On the STS-107 mission, Biobox will be used for mammalian cells, in four experiments sponsored by Belgium, France and Italy.
Three of the experiments will study the effects of weightlessness on bone-forming cells (osteoblasts) and bone-degrading cells (osteoclasts), and the fourth will explore the damaging effects of space radiation on bone marrow cells.
A total of 46 cell cultures will be processed during the mission, 10 of which are placed on a centrifuge which creates artificial 1g-conditions during flight. For comparison, identical experiments will be performed in a duplicate Biobox on the ground.

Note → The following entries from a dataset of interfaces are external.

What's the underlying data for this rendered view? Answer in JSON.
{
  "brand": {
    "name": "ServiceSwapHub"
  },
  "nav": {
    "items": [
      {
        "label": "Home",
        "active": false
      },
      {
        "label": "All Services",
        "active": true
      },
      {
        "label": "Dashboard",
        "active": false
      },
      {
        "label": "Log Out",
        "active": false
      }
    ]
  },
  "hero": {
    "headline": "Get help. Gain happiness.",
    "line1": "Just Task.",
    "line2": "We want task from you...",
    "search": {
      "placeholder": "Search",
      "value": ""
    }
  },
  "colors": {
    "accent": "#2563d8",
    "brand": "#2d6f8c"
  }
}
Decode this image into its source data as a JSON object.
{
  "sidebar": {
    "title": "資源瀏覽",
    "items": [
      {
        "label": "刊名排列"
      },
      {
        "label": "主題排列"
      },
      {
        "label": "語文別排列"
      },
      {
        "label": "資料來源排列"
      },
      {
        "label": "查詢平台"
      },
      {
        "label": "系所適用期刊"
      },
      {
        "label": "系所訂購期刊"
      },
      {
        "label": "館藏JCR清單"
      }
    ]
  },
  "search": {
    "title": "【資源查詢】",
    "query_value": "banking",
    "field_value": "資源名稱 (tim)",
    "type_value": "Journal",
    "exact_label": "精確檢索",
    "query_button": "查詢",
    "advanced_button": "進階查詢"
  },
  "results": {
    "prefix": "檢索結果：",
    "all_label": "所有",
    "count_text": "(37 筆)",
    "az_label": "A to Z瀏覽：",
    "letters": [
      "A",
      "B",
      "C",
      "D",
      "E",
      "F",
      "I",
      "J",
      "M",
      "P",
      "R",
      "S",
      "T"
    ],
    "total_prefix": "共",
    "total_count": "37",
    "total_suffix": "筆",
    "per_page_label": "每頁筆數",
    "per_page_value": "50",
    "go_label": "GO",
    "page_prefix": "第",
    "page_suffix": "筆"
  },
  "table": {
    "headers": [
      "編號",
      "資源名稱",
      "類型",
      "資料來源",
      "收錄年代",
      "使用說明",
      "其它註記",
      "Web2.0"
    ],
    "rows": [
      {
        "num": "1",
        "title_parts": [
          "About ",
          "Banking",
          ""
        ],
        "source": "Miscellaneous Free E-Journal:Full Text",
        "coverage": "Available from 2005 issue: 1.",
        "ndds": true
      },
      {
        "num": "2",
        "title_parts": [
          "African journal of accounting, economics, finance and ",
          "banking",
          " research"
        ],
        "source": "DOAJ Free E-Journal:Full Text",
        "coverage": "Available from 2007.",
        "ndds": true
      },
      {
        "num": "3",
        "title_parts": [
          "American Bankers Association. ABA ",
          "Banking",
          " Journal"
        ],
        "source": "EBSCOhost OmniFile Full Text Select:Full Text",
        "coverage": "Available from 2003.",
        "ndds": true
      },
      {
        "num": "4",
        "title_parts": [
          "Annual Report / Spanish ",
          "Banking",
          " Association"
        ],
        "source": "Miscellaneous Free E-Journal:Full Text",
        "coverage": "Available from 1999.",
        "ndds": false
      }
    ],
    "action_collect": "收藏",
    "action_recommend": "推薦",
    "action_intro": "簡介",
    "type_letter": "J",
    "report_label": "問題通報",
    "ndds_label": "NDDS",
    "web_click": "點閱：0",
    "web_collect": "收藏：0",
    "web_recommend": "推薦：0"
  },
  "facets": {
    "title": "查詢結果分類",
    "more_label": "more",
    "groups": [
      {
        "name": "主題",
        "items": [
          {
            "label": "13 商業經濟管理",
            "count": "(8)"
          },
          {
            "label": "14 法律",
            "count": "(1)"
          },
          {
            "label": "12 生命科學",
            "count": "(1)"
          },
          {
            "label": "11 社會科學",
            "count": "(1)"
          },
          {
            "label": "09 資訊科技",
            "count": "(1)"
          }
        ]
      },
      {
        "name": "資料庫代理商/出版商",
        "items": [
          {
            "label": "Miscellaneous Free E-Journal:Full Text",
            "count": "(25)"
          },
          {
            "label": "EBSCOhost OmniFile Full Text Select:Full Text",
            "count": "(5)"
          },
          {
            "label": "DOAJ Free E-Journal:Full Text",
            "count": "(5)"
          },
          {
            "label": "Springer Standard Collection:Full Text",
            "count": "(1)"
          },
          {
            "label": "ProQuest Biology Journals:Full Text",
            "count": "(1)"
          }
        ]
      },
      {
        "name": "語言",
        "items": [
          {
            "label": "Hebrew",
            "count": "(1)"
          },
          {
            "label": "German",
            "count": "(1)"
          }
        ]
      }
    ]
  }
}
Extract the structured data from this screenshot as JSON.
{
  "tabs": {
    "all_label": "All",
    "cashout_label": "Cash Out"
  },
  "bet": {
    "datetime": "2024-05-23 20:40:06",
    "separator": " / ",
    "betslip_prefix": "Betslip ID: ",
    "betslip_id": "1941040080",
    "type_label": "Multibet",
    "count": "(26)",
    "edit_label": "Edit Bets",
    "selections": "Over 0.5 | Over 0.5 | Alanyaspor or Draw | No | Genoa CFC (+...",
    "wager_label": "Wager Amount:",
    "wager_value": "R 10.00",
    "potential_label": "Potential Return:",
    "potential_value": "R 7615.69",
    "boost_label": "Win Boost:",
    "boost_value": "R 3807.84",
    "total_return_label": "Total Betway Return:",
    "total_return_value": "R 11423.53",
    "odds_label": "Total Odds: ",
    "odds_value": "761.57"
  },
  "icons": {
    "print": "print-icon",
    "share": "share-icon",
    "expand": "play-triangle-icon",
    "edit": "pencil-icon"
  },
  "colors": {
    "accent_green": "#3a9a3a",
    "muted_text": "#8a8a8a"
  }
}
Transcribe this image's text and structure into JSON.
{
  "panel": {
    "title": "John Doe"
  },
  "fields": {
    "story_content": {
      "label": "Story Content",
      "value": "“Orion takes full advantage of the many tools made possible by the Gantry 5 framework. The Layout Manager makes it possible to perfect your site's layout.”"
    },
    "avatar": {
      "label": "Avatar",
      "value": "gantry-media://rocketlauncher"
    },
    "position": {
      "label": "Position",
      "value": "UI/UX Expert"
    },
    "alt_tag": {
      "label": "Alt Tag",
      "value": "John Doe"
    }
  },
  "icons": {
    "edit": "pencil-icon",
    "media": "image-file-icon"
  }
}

This is the first flight of Biopack, which supports biological experiments in microgravity conditiona. It will allow the continuation of previous experiments carried out by the ESA's Biorack facility and will complement the research being performed with the Biobox.
Previous experiments in space and on ground have demonstrated the effect of gravity on biological processes and structures at the cellular, sub-cellular and macro-molecular levels. Current studies are focusing on bio-chemical pathways and Biopack will support a series of eight comparative experiments sponsored by Switzerland, The Netherlands, Germany, Belgium, Italy and the US.
These will investigate the response of biological systems to different levels of acceleration, distinguishing between the effects of microgravity and those due to radiation from high-energy particles.
Combined Two Phase Loop Experiment (COM2PLEX)
COM2PLEX is part of ESA’s Technology Flight Opportunity (TFO) initiative, which provides flight opportunities for the in-orbit demonstration, and qualification of new technologies.
Three European companies from Belgium, France and Germany have each provided a loop heat pipe (LHP), which are integrated into the overall COM2PLEX facility for the mission. Two-phase, capillary-pumped loops are highly efficient heat transport systems used on satellites, playing a key role in deployable radiators and the thermal control of, for example, laser-based instruments.
As two-phase heat and mass transfer phenomena are different under normal and microgravity, the COM2PLEX facility will verify the performance of the three different loop heat pipe designs, providing data on their operational characteristics under different environmental conditions.
To simulate true operating conditions with a radiator, COM2PLEX will be mounted on a standard payload carrier platform (QUEST) located on the rooftop of the Spacehab module and directly exposed to space.
European Research in Space and Terrestrial Osteoporosis (ERISTO)
ERISTO is part of ESA’s Microgravity Application Promotion Programme, involving academic institutions and pharmaceutical companies, and conducted in close cooperation with the Canadian Space Agency.
On STS-107, ERISTO will use the ‘stress-free’ conditions of microgravity to test and evaluate the effects of drugs and growth factors on bone cell activity.
Cells will be studied at various stages of evolution and in different, controlled environments in experiments sponsored by teams from France and Italy. The experiments explore bone growth mechanisms with the aim of developing methods for diagnosing, treating and preventing bone diseases.
Facility for Adsorption and Surface Tension (FAST)
FAST, first flown on STS-95 in October 1998, measures the dynamic behaviour of interfacial tension at liquid-liquid and liquid-gas interfaces at precisely set temperatures and concentrations of surfactant (a substance such as soap). Investigators use the facility to study the details of surfactant adsorption, the process by which surfactants migrate and attach themselves to the surface.
The three FAST experiments on STS-107 – carried out by research teams from Italy and Germany – will test theoretical predictions of surfactant kinetics, leading to a greater predictive power of theoretical modelling. This in turn will enhance the effectiveness of industrial and commercial manufacturing in industries affected by an improved understanding of surfactant kinetics such as food processing, cosmetics, waste disposal, healthcare, oil recovery, paints, coatings and many others.